* [Task directions] All lines with the word "Teacher" must be pulled from the entries below.

* [Material provided]
....................

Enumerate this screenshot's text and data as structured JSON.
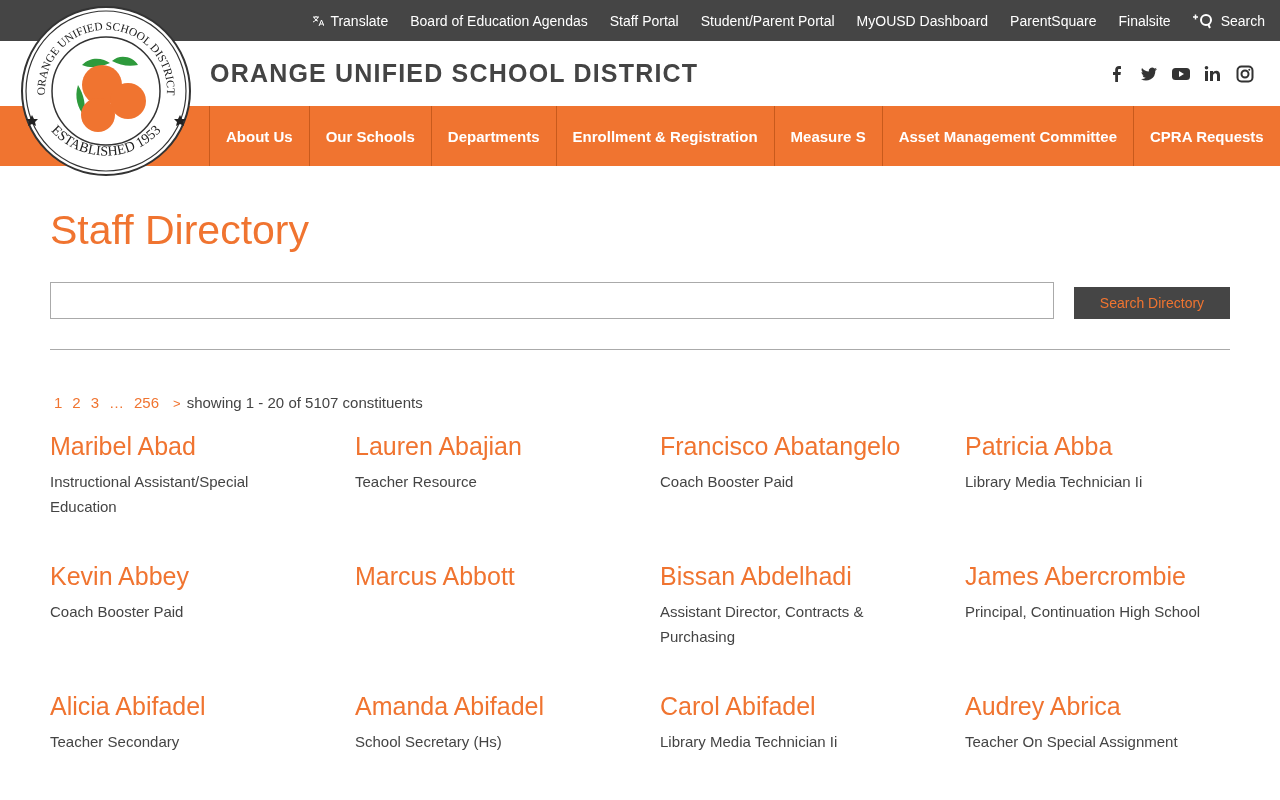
{
  "utility_links": [
    {
      "label": "Translate",
      "kind": "translate"
    },
    {
      "label": "Board of Education Agendas",
      "kind": "link"
    },
    {
      "label": "Staff Portal",
      "kind": "link"
    },
    {
      "label": "Student/Parent Portal",
      "kind": "link"
    },
    {
      "label": "MyOUSD Dashboard",
      "kind": "link"
    },
    {
      "label": "ParentSquare",
      "kind": "link"
    },
    {
      "label": "Finalsite",
      "kind": "link"
    },
    {
      "label": "Search",
      "kind": "search"
    }
  ],
  "logo": {
    "ring_top": "ORANGE UNIFIED SCHOOL DISTRICT",
    "ring_bottom": "ESTABLISHED 1953"
  },
  "site_title": "ORANGE UNIFIED SCHOOL DISTRICT",
  "social": [
    {
      "kind": "facebook"
    },
    {
      "kind": "twitter"
    },
    {
      "kind": "youtube"
    },
    {
      "kind": "linkedin"
    },
    {
      "kind": "instagram"
    }
  ],
  "nav": [
    "About Us",
    "Our Schools",
    "Departments",
    "Enrollment & Registration",
    "Measure S",
    "Asset Management Committee",
    "CPRA Requests"
  ],
  "page_title": "Staff Directory",
  "search_button": "Search Directory",
  "pagination": {
    "pages": [
      {
        "label": "1",
        "kind": "page"
      },
      {
        "label": "2",
        "kind": "page"
      },
      {
        "label": "3",
        "kind": "page"
      },
      {
        "label": "…",
        "kind": "gap"
      },
      {
        "label": "256",
        "kind": "page"
      },
      {
        "label": ">",
        "kind": "next"
      }
    ],
    "summary": "showing 1 - 20 of 5107 constituents"
  },
  "staff": [
    {
      "name": "Maribel Abad",
      "title": "Instructional Assistant/Special Education"
    },
    {
      "name": "Lauren Abajian",
      "title": "Teacher Resource"
    },
    {
      "name": "Francisco Abatangelo",
      "title": "Coach Booster Paid"
    },
    {
      "name": "Patricia Abba",
      "title": "Library Media Technician Ii"
    },
    {
      "name": "Kevin Abbey",
      "title": "Coach Booster Paid"
    },
    {
      "name": "Marcus Abbott"
    },
    {
      "name": "Bissan Abdelhadi",
      "title": "Assistant Director, Contracts & Purchasing"
    },
    {
      "name": "James Abercrombie",
      "title": "Principal, Continuation High School"
    },
    {
      "name": "Alicia Abifadel",
      "title": "Teacher Secondary"
    },
    {
      "name": "Amanda Abifadel",
      "title": "School Secretary (Hs)"
    },
    {
      "name": "Carol Abifadel",
      "title": "Library Media Technician Ii"
    },
    {
      "name": "Audrey Abrica",
      "title": "Teacher On Special Assignment"
    }
  ]
}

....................

* [Solution below]
      "title": "Teacher Resource"
      "title": "Teacher Secondary"
      "title": "Teacher On Special Assignment"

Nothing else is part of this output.